He suggested to the court that it conduct all first hearings on Zoom and consolidate them on one day, per judge, so that agencies representing tenants can adequately advise clients.
“We are having internal discussions and seeking external feedback for how to best move forward after the end of the trial period. It is the ultimate goal to resume virtual hearings, even if only with first hearings initially,” McConico said.
Courts must use remote proceedings to the greatest extent possible in landlord tenant proceedings, said John Nevin, a spokesperson for the State Court Administrative Office, in an email. Courts across the state are operating in hybrid mode, he said, with some hearings taking place online and others in person.

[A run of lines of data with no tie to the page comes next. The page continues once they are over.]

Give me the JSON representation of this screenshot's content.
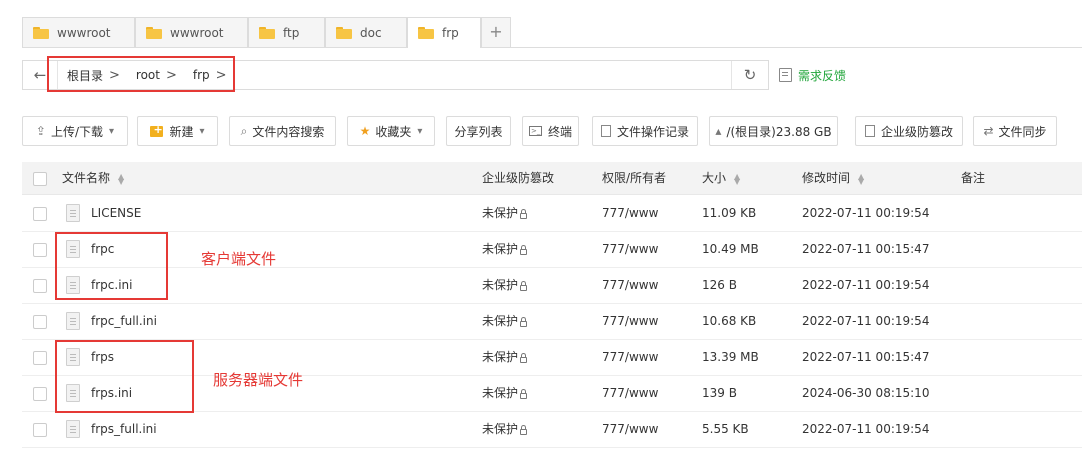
{
  "tabs": [
    {
      "label": "wwwroot",
      "active": false
    },
    {
      "label": "wwwroot",
      "active": false
    },
    {
      "label": "ftp",
      "active": false
    },
    {
      "label": "doc",
      "active": false
    },
    {
      "label": "frp",
      "active": true
    }
  ],
  "tab_add": "+",
  "path": {
    "back_icon": "←",
    "segments": [
      "根目录",
      "root",
      "frp"
    ],
    "separator": ">",
    "refresh_icon": "↻"
  },
  "feedback_label": "需求反馈",
  "toolbar": {
    "upload_label": "上传/下载",
    "new_label": "新建",
    "search_content_label": "文件内容搜索",
    "favorites_label": "收藏夹",
    "share_list_label": "分享列表",
    "terminal_label": "终端",
    "file_log_label": "文件操作记录",
    "disk_label": "/(根目录)23.88 GB",
    "tamper_label": "企业级防篡改",
    "file_sync_label": "文件同步"
  },
  "table": {
    "headers": {
      "name": "文件名称",
      "protect": "企业级防篡改",
      "perm": "权限/所有者",
      "size": "大小",
      "mtime": "修改时间",
      "note": "备注"
    },
    "rows": [
      {
        "name": "LICENSE",
        "protect": "未保护",
        "perm": "777/www",
        "size": "11.09 KB",
        "mtime": "2022-07-11 00:19:54",
        "note": ""
      },
      {
        "name": "frpc",
        "protect": "未保护",
        "perm": "777/www",
        "size": "10.49 MB",
        "mtime": "2022-07-11 00:15:47",
        "note": ""
      },
      {
        "name": "frpc.ini",
        "protect": "未保护",
        "perm": "777/www",
        "size": "126 B",
        "mtime": "2022-07-11 00:19:54",
        "note": ""
      },
      {
        "name": "frpc_full.ini",
        "protect": "未保护",
        "perm": "777/www",
        "size": "10.68 KB",
        "mtime": "2022-07-11 00:19:54",
        "note": ""
      },
      {
        "name": "frps",
        "protect": "未保护",
        "perm": "777/www",
        "size": "13.39 MB",
        "mtime": "2022-07-11 00:15:47",
        "note": ""
      },
      {
        "name": "frps.ini",
        "protect": "未保护",
        "perm": "777/www",
        "size": "139 B",
        "mtime": "2024-06-30 08:15:10",
        "note": ""
      },
      {
        "name": "frps_full.ini",
        "protect": "未保护",
        "perm": "777/www",
        "size": "5.55 KB",
        "mtime": "2022-07-11 00:19:54",
        "note": ""
      }
    ]
  },
  "annotations": {
    "client_files": "客户端文件",
    "server_files": "服务器端文件"
  },
  "colors": {
    "accent_green": "#20a53a",
    "annotation_red": "#e53935",
    "folder_yellow": "#f7c544"
  }
}
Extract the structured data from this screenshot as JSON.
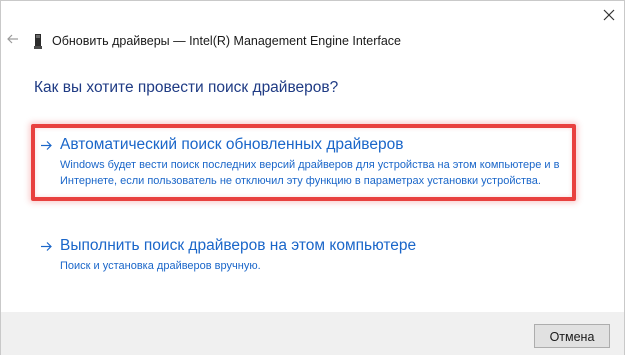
{
  "window": {
    "title": "Обновить драйверы — Intel(R) Management Engine Interface",
    "back_icon": "back-arrow-icon",
    "device_icon": "device-icon",
    "close_icon": "close-icon"
  },
  "main": {
    "heading": "Как вы хотите провести поиск драйверов?",
    "options": [
      {
        "title": "Автоматический поиск обновленных драйверов",
        "description_line1": "Windows будет вести поиск последних версий драйверов для устройства на этом компьютере и в",
        "description_line2": "Интернете, если пользователь не отключил эту функцию в параметрах установки устройства.",
        "icon": "arrow-right-icon",
        "highlighted": true
      },
      {
        "title": "Выполнить поиск драйверов на этом компьютере",
        "description_line1": "Поиск и установка драйверов вручную.",
        "icon": "arrow-right-icon",
        "highlighted": false
      }
    ]
  },
  "footer": {
    "cancel_label": "Отмена"
  },
  "colors": {
    "heading": "#1f3b84",
    "link": "#1a66c9",
    "highlight": "#e8413f",
    "footer_bg": "#f0f0f0"
  }
}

Matthew Paletz, CEO of Paletz Law, a Troy-based firm that represents landlords and property owners, said he’s a supporter of virtual hearings for civil matters, like landlord tenant cases, and questioned the court’s shift to in person.
“It gives landlords an opportunity that they might not otherwise have to talk to their tenants to see if they can work out resolutions with their tenants. I see that as a good thing,” he said.
Remote proceedings allow for more participation in the process and it’s efficient, he said, adding that it’s time for courts that have switched back to in-person to embrace the remote technology.
“A landlord would much rather have their tenant working so that they can pay for their rent, as opposed to not only taking off from work, but then incurring other expenses,” Paletz said.
McConico, for his part, said he has received positive feedback from attorneys who say the change to in-person hearings will improve the process for all parties.
“We are working in good faith to address what we can based upon our own budget and resources, and are ‘throwing everything at the wall’ to create a process that works as smoothly as possible for all involved,” he said.